[Web page and app entries]

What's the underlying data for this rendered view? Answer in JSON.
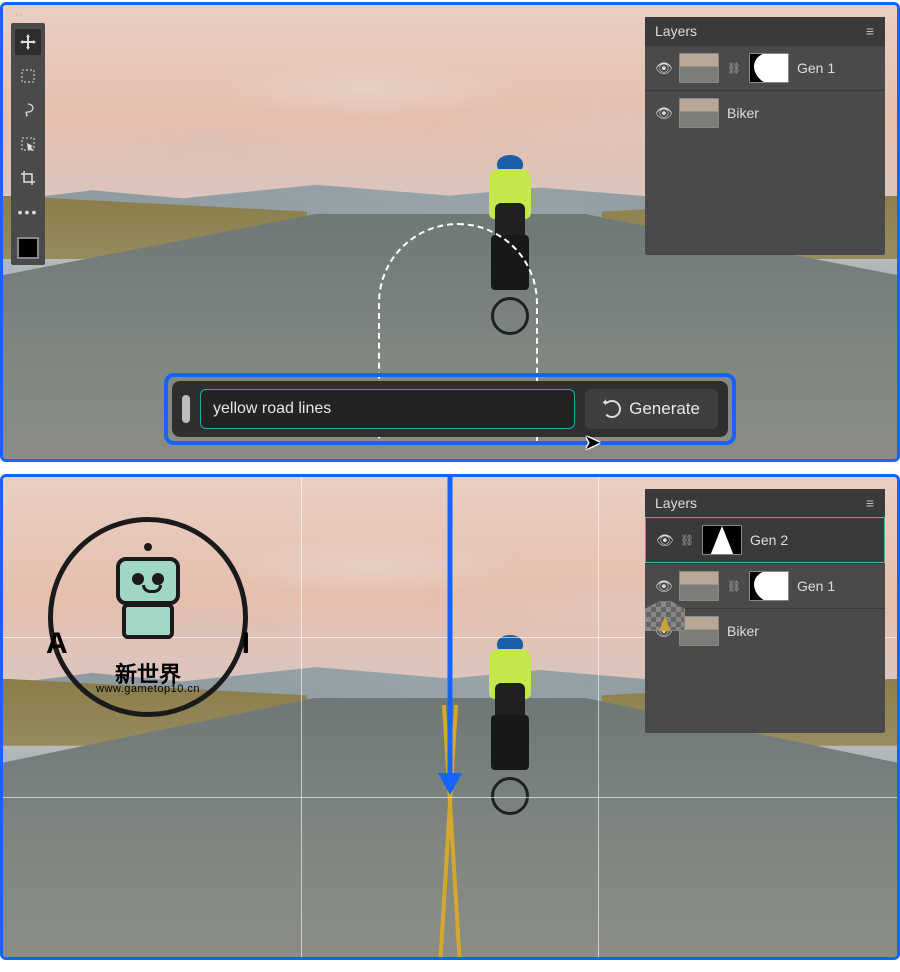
{
  "gen_bar": {
    "prompt_value": "yellow road lines",
    "button_label": "Generate"
  },
  "toolbox": {
    "tools": [
      "move",
      "marquee",
      "lasso",
      "object-select",
      "crop",
      "more"
    ]
  },
  "panel_top": {
    "title": "Layers",
    "layers": [
      {
        "name": "Gen 1",
        "visible": true,
        "has_mask": true,
        "mask_shape": "blob"
      },
      {
        "name": "Biker",
        "visible": true,
        "has_mask": false
      }
    ]
  },
  "panel_bottom": {
    "title": "Layers",
    "layers": [
      {
        "name": "Gen 2",
        "visible": true,
        "has_mask": true,
        "mask_shape": "tri",
        "selected": true
      },
      {
        "name": "Gen 1",
        "visible": true,
        "has_mask": true,
        "mask_shape": "blob"
      },
      {
        "name": "Biker",
        "visible": true,
        "has_mask": false
      }
    ]
  },
  "watermark": {
    "left_letter": "A",
    "right_letter": "I",
    "text_cn": "新世界",
    "url": "www.gametop10.cn"
  }
}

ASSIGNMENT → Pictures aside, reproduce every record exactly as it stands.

EXPECTED OUTPUT →
What's the underlying data for this rendered view? Answer in JSON.
{
  "gen_bar": {
    "prompt_value": "yellow road lines",
    "button_label": "Generate"
  },
  "toolbox": {
    "tools": [
      "move",
      "marquee",
      "lasso",
      "object-select",
      "crop",
      "more"
    ]
  },
  "panel_top": {
    "title": "Layers",
    "layers": [
      {
        "name": "Gen 1",
        "visible": true,
        "has_mask": true,
        "mask_shape": "blob"
      },
      {
        "name": "Biker",
        "visible": true,
        "has_mask": false
      }
    ]
  },
  "panel_bottom": {
    "title": "Layers",
    "layers": [
      {
        "name": "Gen 2",
        "visible": true,
        "has_mask": true,
        "mask_shape": "tri",
        "selected": true
      },
      {
        "name": "Gen 1",
        "visible": true,
        "has_mask": true,
        "mask_shape": "blob"
      },
      {
        "name": "Biker",
        "visible": true,
        "has_mask": false
      }
    ]
  },
  "watermark": {
    "left_letter": "A",
    "right_letter": "I",
    "text_cn": "新世界",
    "url": "www.gametop10.cn"
  }
}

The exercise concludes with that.